**YOUR ASSIGNMENT**
A faithful copy is needed. Set down all of the data below exactly.

**GIVEN RECORDS**
-------------------------
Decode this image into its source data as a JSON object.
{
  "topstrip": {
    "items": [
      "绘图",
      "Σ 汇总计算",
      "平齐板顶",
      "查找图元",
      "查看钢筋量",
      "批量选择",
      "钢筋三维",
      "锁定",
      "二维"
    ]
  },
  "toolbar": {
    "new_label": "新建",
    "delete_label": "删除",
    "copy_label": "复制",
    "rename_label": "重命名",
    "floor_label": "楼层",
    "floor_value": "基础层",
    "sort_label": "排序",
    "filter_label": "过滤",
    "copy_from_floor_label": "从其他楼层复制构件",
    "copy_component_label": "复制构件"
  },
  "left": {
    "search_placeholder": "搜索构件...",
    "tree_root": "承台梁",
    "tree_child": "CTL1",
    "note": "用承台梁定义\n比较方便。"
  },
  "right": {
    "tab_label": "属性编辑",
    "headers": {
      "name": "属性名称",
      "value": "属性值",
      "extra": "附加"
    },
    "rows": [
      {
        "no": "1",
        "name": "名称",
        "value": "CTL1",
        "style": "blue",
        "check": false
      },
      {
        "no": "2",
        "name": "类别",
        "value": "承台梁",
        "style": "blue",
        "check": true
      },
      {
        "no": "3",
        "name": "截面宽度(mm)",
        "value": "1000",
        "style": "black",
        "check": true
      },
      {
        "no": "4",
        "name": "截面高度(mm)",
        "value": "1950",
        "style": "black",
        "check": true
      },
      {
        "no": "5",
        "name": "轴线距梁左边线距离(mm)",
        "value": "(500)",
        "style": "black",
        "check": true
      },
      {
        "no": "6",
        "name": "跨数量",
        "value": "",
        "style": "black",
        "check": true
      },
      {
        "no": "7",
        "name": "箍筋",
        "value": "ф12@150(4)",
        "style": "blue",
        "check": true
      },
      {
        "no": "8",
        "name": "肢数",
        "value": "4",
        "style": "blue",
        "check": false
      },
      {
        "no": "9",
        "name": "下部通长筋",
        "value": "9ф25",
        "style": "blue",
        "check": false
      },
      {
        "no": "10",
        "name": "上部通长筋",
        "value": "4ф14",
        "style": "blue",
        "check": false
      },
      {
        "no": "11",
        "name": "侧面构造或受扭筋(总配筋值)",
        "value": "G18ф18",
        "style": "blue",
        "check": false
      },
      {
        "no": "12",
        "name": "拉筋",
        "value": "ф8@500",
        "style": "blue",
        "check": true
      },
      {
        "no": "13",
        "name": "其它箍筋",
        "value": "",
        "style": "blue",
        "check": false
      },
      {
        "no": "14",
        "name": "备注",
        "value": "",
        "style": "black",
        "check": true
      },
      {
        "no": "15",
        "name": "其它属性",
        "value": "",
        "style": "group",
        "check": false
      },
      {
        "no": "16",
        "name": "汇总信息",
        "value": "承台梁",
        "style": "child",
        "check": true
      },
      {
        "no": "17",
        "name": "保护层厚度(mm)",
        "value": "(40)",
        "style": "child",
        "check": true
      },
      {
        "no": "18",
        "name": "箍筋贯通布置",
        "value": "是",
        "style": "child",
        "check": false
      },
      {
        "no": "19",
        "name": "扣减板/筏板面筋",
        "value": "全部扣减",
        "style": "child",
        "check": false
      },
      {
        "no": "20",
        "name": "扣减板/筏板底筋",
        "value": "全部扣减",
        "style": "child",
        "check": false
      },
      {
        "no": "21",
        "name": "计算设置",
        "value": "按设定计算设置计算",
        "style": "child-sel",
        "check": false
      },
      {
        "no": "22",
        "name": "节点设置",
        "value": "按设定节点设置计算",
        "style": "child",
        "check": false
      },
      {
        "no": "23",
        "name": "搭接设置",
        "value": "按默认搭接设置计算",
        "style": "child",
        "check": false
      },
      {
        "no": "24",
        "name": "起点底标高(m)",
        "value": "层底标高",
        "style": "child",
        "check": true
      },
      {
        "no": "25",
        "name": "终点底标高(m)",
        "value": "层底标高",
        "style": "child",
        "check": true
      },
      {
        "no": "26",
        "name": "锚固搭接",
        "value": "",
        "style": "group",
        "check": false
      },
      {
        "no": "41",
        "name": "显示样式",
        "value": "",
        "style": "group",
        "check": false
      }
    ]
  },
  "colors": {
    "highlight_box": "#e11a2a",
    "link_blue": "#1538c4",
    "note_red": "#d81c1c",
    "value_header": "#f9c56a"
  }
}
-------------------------
**RESULT OF THE TASK**
Decode this image into its source data as a JSON object.
{
  "topstrip": {
    "items": [
      "绘图",
      "Σ 汇总计算",
      "平齐板顶",
      "查找图元",
      "查看钢筋量",
      "批量选择",
      "钢筋三维",
      "锁定",
      "二维"
    ]
  },
  "toolbar": {
    "new_label": "新建",
    "delete_label": "删除",
    "copy_label": "复制",
    "rename_label": "重命名",
    "floor_label": "楼层",
    "floor_value": "基础层",
    "sort_label": "排序",
    "filter_label": "过滤",
    "copy_from_floor_label": "从其他楼层复制构件",
    "copy_component_label": "复制构件"
  },
  "left": {
    "search_placeholder": "搜索构件...",
    "tree_root": "承台梁",
    "tree_child": "CTL1",
    "note": "用承台梁定义\n比较方便。"
  },
  "right": {
    "tab_label": "属性编辑",
    "headers": {
      "name": "属性名称",
      "value": "属性值",
      "extra": "附加"
    },
    "rows": [
      {
        "no": "1",
        "name": "名称",
        "value": "CTL1",
        "style": "blue",
        "check": false
      },
      {
        "no": "2",
        "name": "类别",
        "value": "承台梁",
        "style": "blue",
        "check": true
      },
      {
        "no": "3",
        "name": "截面宽度(mm)",
        "value": "1000",
        "style": "black",
        "check": true
      },
      {
        "no": "4",
        "name": "截面高度(mm)",
        "value": "1950",
        "style": "black",
        "check": true
      },
      {
        "no": "5",
        "name": "轴线距梁左边线距离(mm)",
        "value": "(500)",
        "style": "black",
        "check": true
      },
      {
        "no": "6",
        "name": "跨数量",
        "value": "",
        "style": "black",
        "check": true
      },
      {
        "no": "7",
        "name": "箍筋",
        "value": "ф12@150(4)",
        "style": "blue",
        "check": true
      },
      {
        "no": "8",
        "name": "肢数",
        "value": "4",
        "style": "blue",
        "check": false
      },
      {
        "no": "9",
        "name": "下部通长筋",
        "value": "9ф25",
        "style": "blue",
        "check": false
      },
      {
        "no": "10",
        "name": "上部通长筋",
        "value": "4ф14",
        "style": "blue",
        "check": false
      },
      {
        "no": "11",
        "name": "侧面构造或受扭筋(总配筋值)",
        "value": "G18ф18",
        "style": "blue",
        "check": false
      },
      {
        "no": "12",
        "name": "拉筋",
        "value": "ф8@500",
        "style": "blue",
        "check": true
      },
      {
        "no": "13",
        "name": "其它箍筋",
        "value": "",
        "style": "blue",
        "check": false
      },
      {
        "no": "14",
        "name": "备注",
        "value": "",
        "style": "black",
        "check": true
      },
      {
        "no": "15",
        "name": "其它属性",
        "value": "",
        "style": "group",
        "check": false
      },
      {
        "no": "16",
        "name": "汇总信息",
        "value": "承台梁",
        "style": "child",
        "check": true
      },
      {
        "no": "17",
        "name": "保护层厚度(mm)",
        "value": "(40)",
        "style": "child",
        "check": true
      },
      {
        "no": "18",
        "name": "箍筋贯通布置",
        "value": "是",
        "style": "child",
        "check": false
      },
      {
        "no": "19",
        "name": "扣减板/筏板面筋",
        "value": "全部扣减",
        "style": "child",
        "check": false
      },
      {
        "no": "20",
        "name": "扣减板/筏板底筋",
        "value": "全部扣减",
        "style": "child",
        "check": false
      },
      {
        "no": "21",
        "name": "计算设置",
        "value": "按设定计算设置计算",
        "style": "child-sel",
        "check": false
      },
      {
        "no": "22",
        "name": "节点设置",
        "value": "按设定节点设置计算",
        "style": "child",
        "check": false
      },
      {
        "no": "23",
        "name": "搭接设置",
        "value": "按默认搭接设置计算",
        "style": "child",
        "check": false
      },
      {
        "no": "24",
        "name": "起点底标高(m)",
        "value": "层底标高",
        "style": "child",
        "check": true
      },
      {
        "no": "25",
        "name": "终点底标高(m)",
        "value": "层底标高",
        "style": "child",
        "check": true
      },
      {
        "no": "26",
        "name": "锚固搭接",
        "value": "",
        "style": "group",
        "check": false
      },
      {
        "no": "41",
        "name": "显示样式",
        "value": "",
        "style": "group",
        "check": false
      }
    ]
  },
  "colors": {
    "highlight_box": "#e11a2a",
    "link_blue": "#1538c4",
    "note_red": "#d81c1c",
    "value_header": "#f9c56a"
  }
}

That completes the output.